AirBird® - The canary in the mine
Based on 6 years of research into sensors, pollution, and air quality, the AirBird® offers a state-of-the-art product, packaged in a thoughtful and elegant design experience, with the purpose to improve the indoor climate. The bird is designed and developed in collaboration between GXN, VELUX Group and Leapcraft.
Indoor climate sensor
AirBird® is an intelligent indoor climate sensor that helps improve the indoor climate by nudging behavioural change. It can quickly detect poor indoor air quality and helps occupants of a room to take necessary action. It can give feedback via bird sounds or via a soft glow to prompt you to adjust ventilation, heating or cooling. The AirBird Plus version can also wirelessly connect to a hub to transmit data and generate recommendations via an accompanying app for smartphones. The shape of AirBird® is inspired by an elegant Japanese origami bird. It is easy to operate, requiring no WiFi set-up, is battery-powered and ready-to-use out of the box.
Industrial researcher Lara Anne Hale has been involved in testing the AirBird as part of her research associated with ‘Smart City and Smart Buildings – Balancing Technology and People’ facilitated by BLOXHUB and funded by Realdania and Innovation Fund Denmark. Her work enabled data-driven building renovations to improve the indoor climate as a potential business model, in collaboration with Copenhagen Business School, the VELUX Group, Leapcraft, and Kokkedal School, where the AirBird was tested.
AirBird® combines design skills from GXN (part of 3XN), sensor and hardware expertise from Leapcraft, plus healthy indoor environment knowledge from VELUX Group. Together, they ideated, co-created, developed, tested, and started the production of the sensor. The aim was to make clean air more accessible by helping people to easily understand its importance and to nudge behavioural change.
Is measured through ultra-precise optical sensors along with temperature and relative humidity

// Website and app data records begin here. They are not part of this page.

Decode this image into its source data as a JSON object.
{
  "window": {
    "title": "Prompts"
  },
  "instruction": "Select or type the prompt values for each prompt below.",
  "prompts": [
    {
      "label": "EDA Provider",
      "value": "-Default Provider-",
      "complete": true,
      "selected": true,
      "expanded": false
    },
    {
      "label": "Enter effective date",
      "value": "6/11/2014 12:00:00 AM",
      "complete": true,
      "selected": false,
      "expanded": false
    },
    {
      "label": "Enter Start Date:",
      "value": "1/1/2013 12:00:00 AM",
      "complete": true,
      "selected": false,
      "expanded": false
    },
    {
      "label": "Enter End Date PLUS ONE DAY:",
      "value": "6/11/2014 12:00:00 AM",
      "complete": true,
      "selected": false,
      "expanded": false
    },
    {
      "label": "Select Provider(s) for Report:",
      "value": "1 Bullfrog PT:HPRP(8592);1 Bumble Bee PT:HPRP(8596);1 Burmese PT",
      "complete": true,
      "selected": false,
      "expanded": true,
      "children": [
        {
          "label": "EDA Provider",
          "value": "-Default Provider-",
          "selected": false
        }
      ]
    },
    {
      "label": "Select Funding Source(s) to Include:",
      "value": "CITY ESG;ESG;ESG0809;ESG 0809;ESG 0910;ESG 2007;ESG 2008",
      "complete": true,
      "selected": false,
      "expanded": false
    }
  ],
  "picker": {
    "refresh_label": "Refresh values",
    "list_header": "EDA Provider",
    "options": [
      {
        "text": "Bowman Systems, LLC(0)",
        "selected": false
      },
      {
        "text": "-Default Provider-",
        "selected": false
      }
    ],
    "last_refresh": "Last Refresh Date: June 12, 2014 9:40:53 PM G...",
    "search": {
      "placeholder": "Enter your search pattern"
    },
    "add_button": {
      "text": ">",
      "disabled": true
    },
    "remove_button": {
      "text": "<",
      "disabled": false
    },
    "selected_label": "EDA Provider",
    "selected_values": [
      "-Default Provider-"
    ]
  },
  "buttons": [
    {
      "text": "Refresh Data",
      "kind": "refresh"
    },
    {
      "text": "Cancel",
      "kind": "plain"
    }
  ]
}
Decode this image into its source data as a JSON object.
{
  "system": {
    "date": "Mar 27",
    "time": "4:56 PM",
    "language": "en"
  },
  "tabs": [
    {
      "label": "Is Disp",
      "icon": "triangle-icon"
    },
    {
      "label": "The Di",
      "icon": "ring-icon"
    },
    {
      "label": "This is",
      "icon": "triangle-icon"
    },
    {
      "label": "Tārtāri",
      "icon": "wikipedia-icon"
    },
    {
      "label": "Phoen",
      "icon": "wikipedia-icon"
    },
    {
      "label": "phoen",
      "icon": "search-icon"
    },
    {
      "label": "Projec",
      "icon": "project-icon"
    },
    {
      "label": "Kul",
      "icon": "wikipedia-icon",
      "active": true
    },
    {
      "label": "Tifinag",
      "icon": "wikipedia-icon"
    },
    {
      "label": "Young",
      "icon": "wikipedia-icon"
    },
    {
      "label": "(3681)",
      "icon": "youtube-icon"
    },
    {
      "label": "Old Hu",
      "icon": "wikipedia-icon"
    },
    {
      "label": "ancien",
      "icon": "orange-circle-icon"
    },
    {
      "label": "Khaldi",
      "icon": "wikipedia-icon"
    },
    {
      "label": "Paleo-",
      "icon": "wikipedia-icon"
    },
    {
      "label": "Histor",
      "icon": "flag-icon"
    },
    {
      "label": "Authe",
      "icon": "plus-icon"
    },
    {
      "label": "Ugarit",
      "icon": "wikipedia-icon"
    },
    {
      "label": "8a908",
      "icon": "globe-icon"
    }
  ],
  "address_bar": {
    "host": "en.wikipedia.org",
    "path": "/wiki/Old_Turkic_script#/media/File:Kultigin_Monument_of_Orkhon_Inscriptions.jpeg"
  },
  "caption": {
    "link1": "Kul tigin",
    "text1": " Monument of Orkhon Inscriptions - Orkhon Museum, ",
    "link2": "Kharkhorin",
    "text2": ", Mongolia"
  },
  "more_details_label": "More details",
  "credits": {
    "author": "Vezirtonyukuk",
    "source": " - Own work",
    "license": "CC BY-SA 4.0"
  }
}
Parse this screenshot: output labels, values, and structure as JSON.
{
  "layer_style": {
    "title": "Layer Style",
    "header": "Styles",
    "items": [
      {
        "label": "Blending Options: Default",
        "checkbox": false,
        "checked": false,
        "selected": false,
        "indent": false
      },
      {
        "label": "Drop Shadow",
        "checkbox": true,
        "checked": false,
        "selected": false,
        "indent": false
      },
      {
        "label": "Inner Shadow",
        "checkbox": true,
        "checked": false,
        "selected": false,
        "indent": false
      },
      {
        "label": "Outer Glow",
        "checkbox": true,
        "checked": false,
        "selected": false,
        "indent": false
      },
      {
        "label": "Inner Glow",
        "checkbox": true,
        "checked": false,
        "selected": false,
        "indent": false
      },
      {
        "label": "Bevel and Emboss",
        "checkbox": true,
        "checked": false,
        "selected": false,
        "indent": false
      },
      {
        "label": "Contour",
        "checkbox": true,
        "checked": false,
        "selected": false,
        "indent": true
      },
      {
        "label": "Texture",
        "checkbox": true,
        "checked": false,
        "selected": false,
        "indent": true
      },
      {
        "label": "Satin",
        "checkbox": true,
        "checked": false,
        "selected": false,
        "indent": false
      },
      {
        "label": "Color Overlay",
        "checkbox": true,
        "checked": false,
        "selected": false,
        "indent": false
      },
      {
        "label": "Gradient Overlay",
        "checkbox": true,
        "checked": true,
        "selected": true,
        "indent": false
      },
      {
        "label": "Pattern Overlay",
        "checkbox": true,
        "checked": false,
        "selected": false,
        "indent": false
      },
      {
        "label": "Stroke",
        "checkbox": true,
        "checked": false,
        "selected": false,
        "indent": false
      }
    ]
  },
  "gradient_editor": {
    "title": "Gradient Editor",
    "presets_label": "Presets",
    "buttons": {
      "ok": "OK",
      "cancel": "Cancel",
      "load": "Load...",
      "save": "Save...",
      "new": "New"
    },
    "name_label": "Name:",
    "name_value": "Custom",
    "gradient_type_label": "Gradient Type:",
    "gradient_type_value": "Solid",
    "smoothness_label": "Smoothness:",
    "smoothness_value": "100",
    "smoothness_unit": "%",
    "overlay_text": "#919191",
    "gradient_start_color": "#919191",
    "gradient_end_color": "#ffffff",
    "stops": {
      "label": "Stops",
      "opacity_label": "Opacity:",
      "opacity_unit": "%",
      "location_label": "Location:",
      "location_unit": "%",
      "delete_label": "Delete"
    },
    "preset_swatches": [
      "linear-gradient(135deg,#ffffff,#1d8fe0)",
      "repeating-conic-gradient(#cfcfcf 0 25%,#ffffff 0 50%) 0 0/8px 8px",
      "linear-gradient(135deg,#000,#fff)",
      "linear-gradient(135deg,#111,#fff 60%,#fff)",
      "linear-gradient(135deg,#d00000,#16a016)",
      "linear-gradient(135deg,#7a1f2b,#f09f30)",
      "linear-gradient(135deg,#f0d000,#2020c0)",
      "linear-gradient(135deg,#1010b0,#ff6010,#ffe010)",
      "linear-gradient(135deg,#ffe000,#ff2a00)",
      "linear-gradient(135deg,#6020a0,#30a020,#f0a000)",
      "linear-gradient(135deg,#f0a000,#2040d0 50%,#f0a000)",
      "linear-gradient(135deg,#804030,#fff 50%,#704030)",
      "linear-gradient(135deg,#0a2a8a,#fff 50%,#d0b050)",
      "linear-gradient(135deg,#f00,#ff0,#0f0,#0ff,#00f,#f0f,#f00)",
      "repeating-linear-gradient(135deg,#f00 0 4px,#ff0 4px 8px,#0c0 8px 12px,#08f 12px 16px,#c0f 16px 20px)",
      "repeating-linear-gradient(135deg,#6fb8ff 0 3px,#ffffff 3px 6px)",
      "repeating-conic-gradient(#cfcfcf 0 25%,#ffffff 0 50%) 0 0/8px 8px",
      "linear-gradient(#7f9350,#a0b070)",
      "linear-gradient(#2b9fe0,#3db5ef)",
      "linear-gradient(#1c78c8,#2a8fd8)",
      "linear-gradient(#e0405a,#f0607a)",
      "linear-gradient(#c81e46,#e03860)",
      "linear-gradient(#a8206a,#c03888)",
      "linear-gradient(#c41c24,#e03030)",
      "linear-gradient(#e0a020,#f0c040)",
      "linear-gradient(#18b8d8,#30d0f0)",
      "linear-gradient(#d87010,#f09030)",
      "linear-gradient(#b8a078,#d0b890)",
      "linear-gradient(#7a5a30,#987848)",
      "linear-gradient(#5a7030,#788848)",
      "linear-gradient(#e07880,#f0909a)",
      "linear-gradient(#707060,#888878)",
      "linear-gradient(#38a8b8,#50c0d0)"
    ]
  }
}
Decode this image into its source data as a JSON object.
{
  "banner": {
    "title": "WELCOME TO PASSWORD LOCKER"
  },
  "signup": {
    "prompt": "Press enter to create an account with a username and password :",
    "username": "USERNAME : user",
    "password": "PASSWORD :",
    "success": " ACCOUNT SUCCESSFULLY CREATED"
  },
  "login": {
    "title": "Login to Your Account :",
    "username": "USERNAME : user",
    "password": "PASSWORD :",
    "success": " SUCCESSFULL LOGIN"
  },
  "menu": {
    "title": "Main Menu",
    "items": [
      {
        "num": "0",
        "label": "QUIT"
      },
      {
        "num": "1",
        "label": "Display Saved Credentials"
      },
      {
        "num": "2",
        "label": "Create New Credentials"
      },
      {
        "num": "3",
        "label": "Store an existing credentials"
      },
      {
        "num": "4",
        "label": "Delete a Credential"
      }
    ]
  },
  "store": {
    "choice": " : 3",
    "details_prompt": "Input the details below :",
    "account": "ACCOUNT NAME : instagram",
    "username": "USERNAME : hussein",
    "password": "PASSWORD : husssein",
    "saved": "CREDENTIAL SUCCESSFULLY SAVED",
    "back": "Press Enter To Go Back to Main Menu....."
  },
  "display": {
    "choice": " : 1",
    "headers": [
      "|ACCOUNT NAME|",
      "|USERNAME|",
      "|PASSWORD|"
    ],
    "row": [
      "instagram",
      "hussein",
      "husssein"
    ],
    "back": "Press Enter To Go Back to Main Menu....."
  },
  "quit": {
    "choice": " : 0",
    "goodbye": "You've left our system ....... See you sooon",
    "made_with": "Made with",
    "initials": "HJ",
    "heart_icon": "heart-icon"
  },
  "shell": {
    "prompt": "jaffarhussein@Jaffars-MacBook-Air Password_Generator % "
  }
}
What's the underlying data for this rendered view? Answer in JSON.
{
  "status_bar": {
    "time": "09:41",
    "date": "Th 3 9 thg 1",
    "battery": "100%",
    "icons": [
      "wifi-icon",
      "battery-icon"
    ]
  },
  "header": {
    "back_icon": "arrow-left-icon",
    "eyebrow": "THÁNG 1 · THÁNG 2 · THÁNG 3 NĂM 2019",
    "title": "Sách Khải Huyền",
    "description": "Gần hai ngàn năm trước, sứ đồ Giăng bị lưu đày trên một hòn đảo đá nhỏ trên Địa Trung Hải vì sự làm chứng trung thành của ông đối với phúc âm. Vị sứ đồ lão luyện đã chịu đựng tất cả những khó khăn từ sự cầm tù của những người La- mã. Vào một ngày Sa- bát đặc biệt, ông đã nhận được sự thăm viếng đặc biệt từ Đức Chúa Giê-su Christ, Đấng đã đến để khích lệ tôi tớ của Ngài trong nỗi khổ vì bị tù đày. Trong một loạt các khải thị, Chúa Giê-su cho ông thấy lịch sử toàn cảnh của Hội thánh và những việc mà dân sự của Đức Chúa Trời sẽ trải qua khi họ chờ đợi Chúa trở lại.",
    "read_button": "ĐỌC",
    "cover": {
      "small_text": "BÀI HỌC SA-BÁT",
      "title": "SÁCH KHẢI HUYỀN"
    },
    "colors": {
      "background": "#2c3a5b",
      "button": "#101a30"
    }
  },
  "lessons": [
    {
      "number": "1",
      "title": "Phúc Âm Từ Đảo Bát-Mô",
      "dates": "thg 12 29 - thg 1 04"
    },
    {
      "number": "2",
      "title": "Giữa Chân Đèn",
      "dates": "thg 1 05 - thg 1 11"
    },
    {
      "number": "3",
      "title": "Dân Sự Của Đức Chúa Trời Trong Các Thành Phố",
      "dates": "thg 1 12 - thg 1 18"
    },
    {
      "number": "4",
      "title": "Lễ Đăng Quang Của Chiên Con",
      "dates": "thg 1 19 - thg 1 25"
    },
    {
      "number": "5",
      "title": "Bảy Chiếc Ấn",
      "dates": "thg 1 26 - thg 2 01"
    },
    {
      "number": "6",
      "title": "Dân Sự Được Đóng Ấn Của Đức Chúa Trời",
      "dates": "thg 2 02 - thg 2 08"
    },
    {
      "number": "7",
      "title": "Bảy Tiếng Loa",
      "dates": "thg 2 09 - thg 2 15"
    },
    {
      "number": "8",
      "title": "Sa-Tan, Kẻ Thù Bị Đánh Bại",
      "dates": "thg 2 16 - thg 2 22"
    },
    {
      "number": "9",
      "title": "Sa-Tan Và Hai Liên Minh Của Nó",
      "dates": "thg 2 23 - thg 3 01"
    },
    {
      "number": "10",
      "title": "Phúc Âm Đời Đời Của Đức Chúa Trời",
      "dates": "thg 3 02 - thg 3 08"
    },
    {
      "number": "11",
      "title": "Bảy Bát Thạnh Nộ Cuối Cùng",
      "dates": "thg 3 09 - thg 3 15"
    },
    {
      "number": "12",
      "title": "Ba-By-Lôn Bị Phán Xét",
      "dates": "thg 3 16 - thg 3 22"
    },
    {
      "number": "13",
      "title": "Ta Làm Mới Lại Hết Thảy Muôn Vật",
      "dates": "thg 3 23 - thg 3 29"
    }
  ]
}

x AA alkaline cells equal an entire year of operation
Litres is the amount of air we breathe in a day
Out of 6 European adults report living in unhealthy homes